References

Aguinis, H., & Cascio, W. F. (2008). Narrowing the science–practice divide: A call to action. The Industrial-Organizational Psychologist, 46(2), 27-34.

Albritton, B. H., Meyer, K. A., Holladay-Sandidge, H. D., Zhou, S., Woznyj, H. M., & Rogelberg, S. G. (2023). Enhancing graduate student education through meaningful volunteer efforts. Industrial and Organizational Psychology, 16(4), 462-467.

Cascio, W. F., & Aguinis, H. (2008). Research in industrial and organizational psychology from 1963 to 2007: Changes, choices, and trends. Journal of Applied Psychology, 93(5), 1062-1081.

Dunnette, M. D. (1990). Blending the science and practice of industrial and organizational psychology: Where are we and where are we going? In M. D. Dunnette & L. M. Hough (Eds.), Handbook of industrial and organizational psychology (2nd ed., Vol. 1, pp. 1–27). Consulting Psychologists Press.

Hakel, M. D. (1994). The past, present, and future of OB applications by consulting academicians. In J. Greenberg (Ed.), Organizational behavior: The state of the science (pp. 275–287). Erlbaum.

Kay, M. J., Kay, S. A., & Tuinanga, A. (2018). Green teams: A collaborative training model. Journal of Cleaner Production, 176, 909-919.

Motahari, S., LeNoble, C. A., Kateli, M., & Lipman, K. (2023). Engaging graduate students in nonprofit consulting experiences. Industrial and Organizational Psychology: Perspectives on Science and Practice. 16(4), 473-478. doi:10.1017/iop.2023.68

Rynes, S. L. (2012). The research-practice gap in industrial-organizational psychology and related fields: Challenges and potential solutions. In S. W. J. Kozlowski (Ed.), Oxford handbook of industrial and organizational psychology (Vol. 1, pp. 409–452). Oxford University Press.

Tippins, N., Hakel, M., Grabow, K., Kolmstetter, E., Moses, J., Oliver, D., & Scontrino, P. (2023). Industrial-organizational psychologists and volunteer work. Industrial and Organizational Psychology, 16(4), 421-432. doi:10.1017/iop.2023.70

Print
1004 Rate this article:
5.0
Comments are only visible to subscribers.

Categories
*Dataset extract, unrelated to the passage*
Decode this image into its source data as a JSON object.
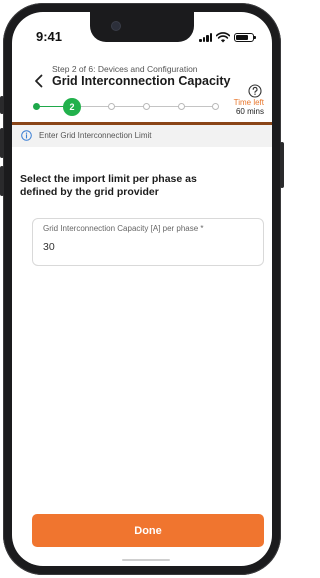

Information on this website, including articles, white papers, and other resources, is provided by SIOP staff and members. We do not include third-party content on our website or in our publications, except in rare exceptions such as paid partnerships.